> [Problem requirements]: From the first line to the last, give the records again exactly and skip the pictures.

═════ Available records

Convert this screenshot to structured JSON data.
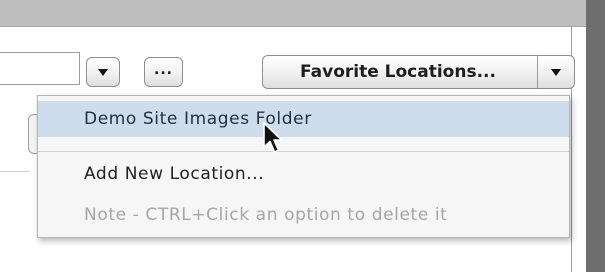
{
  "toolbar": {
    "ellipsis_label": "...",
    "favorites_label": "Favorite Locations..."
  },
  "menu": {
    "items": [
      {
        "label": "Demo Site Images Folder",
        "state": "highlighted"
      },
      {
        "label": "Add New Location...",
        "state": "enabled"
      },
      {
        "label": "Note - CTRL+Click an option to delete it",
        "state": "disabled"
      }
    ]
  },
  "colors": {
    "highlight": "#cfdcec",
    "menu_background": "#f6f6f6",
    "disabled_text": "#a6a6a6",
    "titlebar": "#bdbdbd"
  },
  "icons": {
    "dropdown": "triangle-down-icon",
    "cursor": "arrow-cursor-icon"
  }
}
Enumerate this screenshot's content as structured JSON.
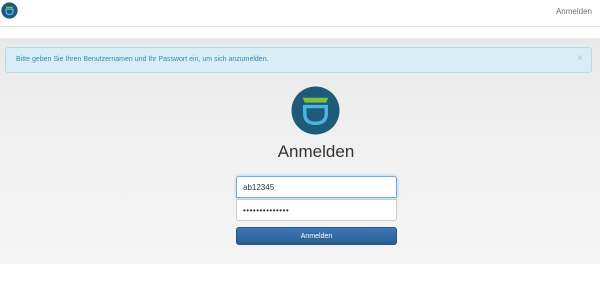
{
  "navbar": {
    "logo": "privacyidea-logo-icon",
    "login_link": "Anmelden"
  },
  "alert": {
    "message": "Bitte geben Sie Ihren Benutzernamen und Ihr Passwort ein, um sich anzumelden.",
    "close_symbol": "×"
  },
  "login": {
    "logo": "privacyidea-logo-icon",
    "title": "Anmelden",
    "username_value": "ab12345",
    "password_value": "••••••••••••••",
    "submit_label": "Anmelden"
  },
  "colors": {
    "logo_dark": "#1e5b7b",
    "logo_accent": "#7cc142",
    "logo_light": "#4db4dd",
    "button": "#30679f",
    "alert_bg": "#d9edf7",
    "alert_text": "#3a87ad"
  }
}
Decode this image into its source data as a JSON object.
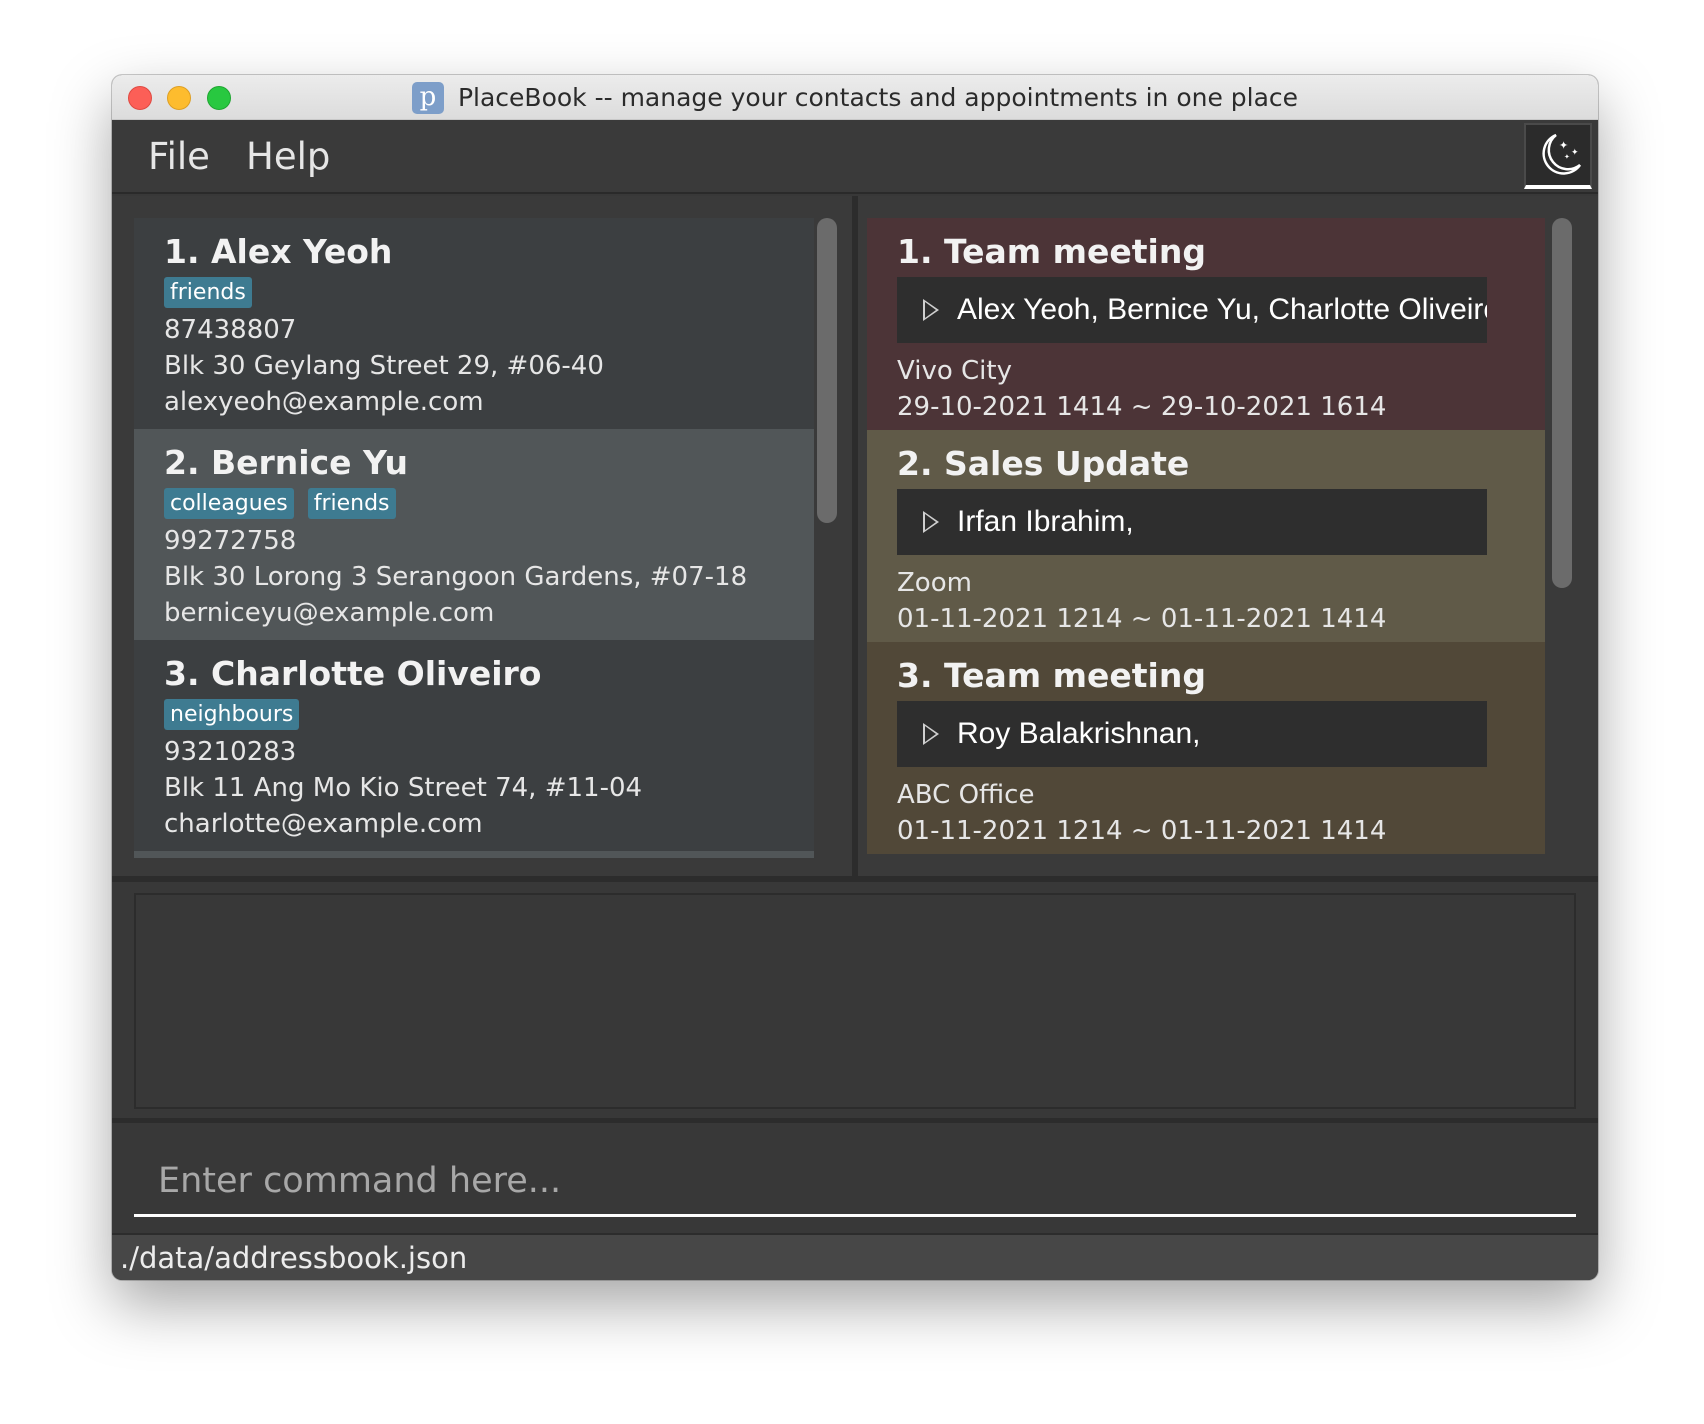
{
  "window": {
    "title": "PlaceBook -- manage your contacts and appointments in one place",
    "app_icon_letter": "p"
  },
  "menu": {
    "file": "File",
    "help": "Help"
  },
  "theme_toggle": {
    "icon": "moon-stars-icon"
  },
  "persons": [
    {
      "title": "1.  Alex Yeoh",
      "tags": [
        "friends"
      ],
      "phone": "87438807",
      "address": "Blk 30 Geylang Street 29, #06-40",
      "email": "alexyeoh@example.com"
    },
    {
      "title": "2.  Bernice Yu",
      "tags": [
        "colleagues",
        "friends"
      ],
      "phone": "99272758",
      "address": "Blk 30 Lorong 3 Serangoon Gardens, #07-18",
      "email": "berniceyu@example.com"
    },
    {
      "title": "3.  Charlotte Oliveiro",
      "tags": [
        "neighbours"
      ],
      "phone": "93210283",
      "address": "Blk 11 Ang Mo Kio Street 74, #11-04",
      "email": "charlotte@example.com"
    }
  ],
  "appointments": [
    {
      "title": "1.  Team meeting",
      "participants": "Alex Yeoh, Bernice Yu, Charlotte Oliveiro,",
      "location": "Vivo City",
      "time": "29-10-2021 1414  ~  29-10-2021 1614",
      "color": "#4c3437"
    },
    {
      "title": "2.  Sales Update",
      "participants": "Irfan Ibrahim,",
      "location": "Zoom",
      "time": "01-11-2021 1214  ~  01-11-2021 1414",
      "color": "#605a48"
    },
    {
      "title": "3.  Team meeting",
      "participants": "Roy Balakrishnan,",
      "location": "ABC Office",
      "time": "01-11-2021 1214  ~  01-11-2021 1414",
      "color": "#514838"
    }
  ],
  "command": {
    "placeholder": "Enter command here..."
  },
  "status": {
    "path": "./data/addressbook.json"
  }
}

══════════

> [Your solution]:
Convert this screenshot to structured JSON data.
{
  "toolbar": {
    "ellipsis_label": "...",
    "favorites_label": "Favorite Locations..."
  },
  "menu": {
    "items": [
      {
        "label": "Demo Site Images Folder",
        "state": "highlighted"
      },
      {
        "label": "Add New Location...",
        "state": "enabled"
      },
      {
        "label": "Note - CTRL+Click an option to delete it",
        "state": "disabled"
      }
    ]
  },
  "colors": {
    "highlight": "#cfdcec",
    "menu_background": "#f6f6f6",
    "disabled_text": "#a6a6a6",
    "titlebar": "#bdbdbd"
  },
  "icons": {
    "dropdown": "triangle-down-icon",
    "cursor": "arrow-cursor-icon"
  }
}
Enumerate this screenshot's content as structured JSON.
{
  "navbar": {
    "logo": "privacyidea-logo-icon",
    "login_link": "Anmelden"
  },
  "alert": {
    "message": "Bitte geben Sie Ihren Benutzernamen und Ihr Passwort ein, um sich anzumelden.",
    "close_symbol": "×"
  },
  "login": {
    "logo": "privacyidea-logo-icon",
    "title": "Anmelden",
    "username_value": "ab12345",
    "password_value": "••••••••••••••",
    "submit_label": "Anmelden"
  },
  "colors": {
    "logo_dark": "#1e5b7b",
    "logo_accent": "#7cc142",
    "logo_light": "#4db4dd",
    "button": "#30679f",
    "alert_bg": "#d9edf7",
    "alert_text": "#3a87ad"
  }
}
Decode this image into its source data as a JSON object.
{
  "window": {
    "title": "PlaceBook -- manage your contacts and appointments in one place",
    "app_icon_letter": "p"
  },
  "menu": {
    "file": "File",
    "help": "Help"
  },
  "theme_toggle": {
    "icon": "moon-stars-icon"
  },
  "persons": [
    {
      "title": "1.  Alex Yeoh",
      "tags": [
        "friends"
      ],
      "phone": "87438807",
      "address": "Blk 30 Geylang Street 29, #06-40",
      "email": "alexyeoh@example.com"
    },
    {
      "title": "2.  Bernice Yu",
      "tags": [
        "colleagues",
        "friends"
      ],
      "phone": "99272758",
      "address": "Blk 30 Lorong 3 Serangoon Gardens, #07-18",
      "email": "berniceyu@example.com"
    },
    {
      "title": "3.  Charlotte Oliveiro",
      "tags": [
        "neighbours"
      ],
      "phone": "93210283",
      "address": "Blk 11 Ang Mo Kio Street 74, #11-04",
      "email": "charlotte@example.com"
    }
  ],
  "appointments": [
    {
      "title": "1.  Team meeting",
      "participants": "Alex Yeoh, Bernice Yu, Charlotte Oliveiro,",
      "location": "Vivo City",
      "time": "29-10-2021 1414  ~  29-10-2021 1614",
      "color": "#4c3437"
    },
    {
      "title": "2.  Sales Update",
      "participants": "Irfan Ibrahim,",
      "location": "Zoom",
      "time": "01-11-2021 1214  ~  01-11-2021 1414",
      "color": "#605a48"
    },
    {
      "title": "3.  Team meeting",
      "participants": "Roy Balakrishnan,",
      "location": "ABC Office",
      "time": "01-11-2021 1214  ~  01-11-2021 1414",
      "color": "#514838"
    }
  ],
  "command": {
    "placeholder": "Enter command here..."
  },
  "status": {
    "path": "./data/addressbook.json"
  }
}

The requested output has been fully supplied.